It is important to keep, as best as we can, our Lenten discipline, but let that include opportunities for parties and celebrations. And if that means celebrating our mothers, or Mother Church, then so be it.

One more Lily Tomlin-ism, “Forgiveness means giving up all hope for a better past.”

Tuesday, March 7, 2017

When I Survey…

It would have been unbearable for the Early Christians to adorn their homes, houses of worship or their pecs with the image of a cross. Public executions, including crucifixions, were all too common and grotesque to be used as decoration. A simple image of a fish on a door or lintel was all that was necessary to indicate to a traveling follower of the Way that this place was a place where Christians were welcomed.

Yet for us today the cross has become a symbol of hope. We feel comforted by the image of a cross. It has been transformed from a tool of torture and the power of the state, to a symbol of the transforming power of God’s love.

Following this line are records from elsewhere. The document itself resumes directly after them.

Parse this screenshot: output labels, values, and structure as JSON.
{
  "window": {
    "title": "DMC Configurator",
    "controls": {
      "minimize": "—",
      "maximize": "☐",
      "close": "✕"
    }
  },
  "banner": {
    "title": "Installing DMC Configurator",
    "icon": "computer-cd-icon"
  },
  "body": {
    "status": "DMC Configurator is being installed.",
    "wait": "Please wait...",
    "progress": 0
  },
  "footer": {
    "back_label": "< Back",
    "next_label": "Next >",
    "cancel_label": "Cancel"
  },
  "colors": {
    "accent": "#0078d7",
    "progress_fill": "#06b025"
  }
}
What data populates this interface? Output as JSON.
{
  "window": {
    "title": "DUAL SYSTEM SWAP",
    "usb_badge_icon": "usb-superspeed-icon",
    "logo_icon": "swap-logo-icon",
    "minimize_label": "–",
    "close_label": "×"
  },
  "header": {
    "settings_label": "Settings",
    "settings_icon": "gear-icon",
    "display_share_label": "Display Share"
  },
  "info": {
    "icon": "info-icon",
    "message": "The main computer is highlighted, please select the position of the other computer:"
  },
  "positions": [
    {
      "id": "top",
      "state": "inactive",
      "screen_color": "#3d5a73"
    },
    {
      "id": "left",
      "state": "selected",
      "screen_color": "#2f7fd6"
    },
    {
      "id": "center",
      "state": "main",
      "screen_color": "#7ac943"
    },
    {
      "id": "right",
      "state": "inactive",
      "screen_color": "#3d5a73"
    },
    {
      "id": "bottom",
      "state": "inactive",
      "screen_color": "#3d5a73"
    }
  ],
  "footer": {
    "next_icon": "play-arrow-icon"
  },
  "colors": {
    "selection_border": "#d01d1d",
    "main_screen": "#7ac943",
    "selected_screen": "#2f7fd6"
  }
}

One of the over 700 hymns that Isaac Watts wrote was, “When I Survey the Wondrous Cross.” It was published in 1707 and remains popular today. Watts writes in the hymn of what happened there, upon that cross, “where the young Prince of Glory died.” He writes of the great irony of the cross, where “such love and sorrow meet.” And that this powerful tool of death has been transformed into an even more powerful symbol of love, “love so amazing, so divine.”

As Jesus was denied food, water, shelter, and friends for forty days in the wilderness we will often use the season of Lent to deny ourselves some of the pleasures of life. For example, in Church, we will deny ourselves the singing of “alleluias.” And we veil the cross the sits at the front of St. Paul’s Church, above the altar for the same reason, denying ourselves (temporarily) the joy of surveying “the wondrous cross.”

On Easter morning, we will gather for worship with the cross unveiled and singing as many “alleluias” as humanly possible, because what Jesus Christ did for us on the cross, “demands my soul, my life, my all.”

Wednesday, March 1, 2017

Food, Faith and Fortune

In Matthew’s Gospel (4:1-11) there is a wonderfully insightful story about the temptation of Jesus. It should be acknowledged that each of the temptation are things Jesus wants. It makes sense really, for one can hardly be tempted with undesirable things.

First, Jesus is offered food, to turn stones into bread. Such a temptation would not only satisfy the hunger of someone who’s fasted for forty days, but would satisfy the hunger of anyone, and everyone, who’s hungry. Jesus wants us to have our “daily bread,” the very stuff that sustains our bodies. However, he wants these things on his own terms, and not be made to worship anyone but the one, true God.

Secondly, Jesus is offered faith, to be placed at the very top of the temple and have all creatures worship him. Such a temptation would, or so the promise goes, put Jesus at the centre of all worship. Jesus wants us to worship God “in spirit and truth.” (John 4.24) However, he wants this on his own terms.

Lastly, Jesus is offered fortune, all the kingdoms of the world. Jesus, no doubt, desires that our political life also be directed by his teachings and rule. Jesus wants, “thy will be done, on earth as in heaven.” However, the terms offered to him are too much to bear.

So, what are the terms Jesus wants? Well, God simply wants genuine friends, and that is the only reason for there to be a creation at all. Friendship that is forced or without alternative is hardly genuine. We must enter that friendship with God of our own free will, without trickery or threat. The boldface lie in Matthew’s Gospel is that food, faith and fortune are the devils to give. They are not. Generosity with the bounty of the earth’s resources are ours to give. The worship (and friendship) of God in spirit and truth are ours to give. The fortune of our collective wealth and power are ours to give. All of this, our food, faith and fortune are what Jesus wants, but not for his own glory, but for the glory of God, our creator and the One who first loved us.